I think many people have the wrong idea about sin and confession. By the nature of our humanity, we are limited. We make decisions based on faulty ideas, incomplete data and less than pure motives. Sometimes, we just don’t know the right thing to do, or we feel incapable of doing what we believe to be right. If we want to grow and mature as Christians, I believe that we need to look at our failings clearly and lovingly. Clearly, so that we don’t try to fool ourselves or God. This would seem to be obvious, but we can’t fool God, and we can’t incorporate real forgiveness if we don’t come clean about the things we have done wrong. But then, we need to look at those failings lovingly. Most of us don’t get up in the morning with the intention to do evil; we fall into sin, and can’t figure out a way to get out. If we look at ourselves, as God does, with the eyes of love, we can figure out how we got from a good intention to a bad outcome.
Spiritual maturity comes from reflection on our actions and reactions. Why did that comment make us furious? Why did we feel compelled to steal? What series of missteps led us to a drunken accident? Unless we are willing to dig deep into our history and trace back the things that led us to sin, we will keep following the same well-worn trail to misery. That is the purpose of confession; not to make us feel bad, but to figure out how to live differently so that we feel good.

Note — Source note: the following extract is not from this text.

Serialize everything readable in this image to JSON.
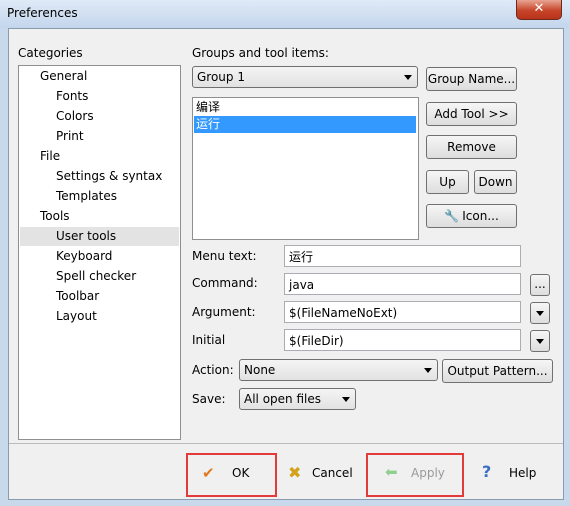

Ash Wednesday begins a journey, not a timed trial. By Easter, the circumstances of our lives will likely have changed, and we may need to look at a different set of challenges. But for right now, I encourage you to just sit quietly with yourself and God and see where you are. Even a GPS needs a few minutes to fix on your current location! Then you can choose what you would like to do during this season; where you would like to explore on this journey. No matter which of these spiritual practices you choose, followed faithfully, will lead to God.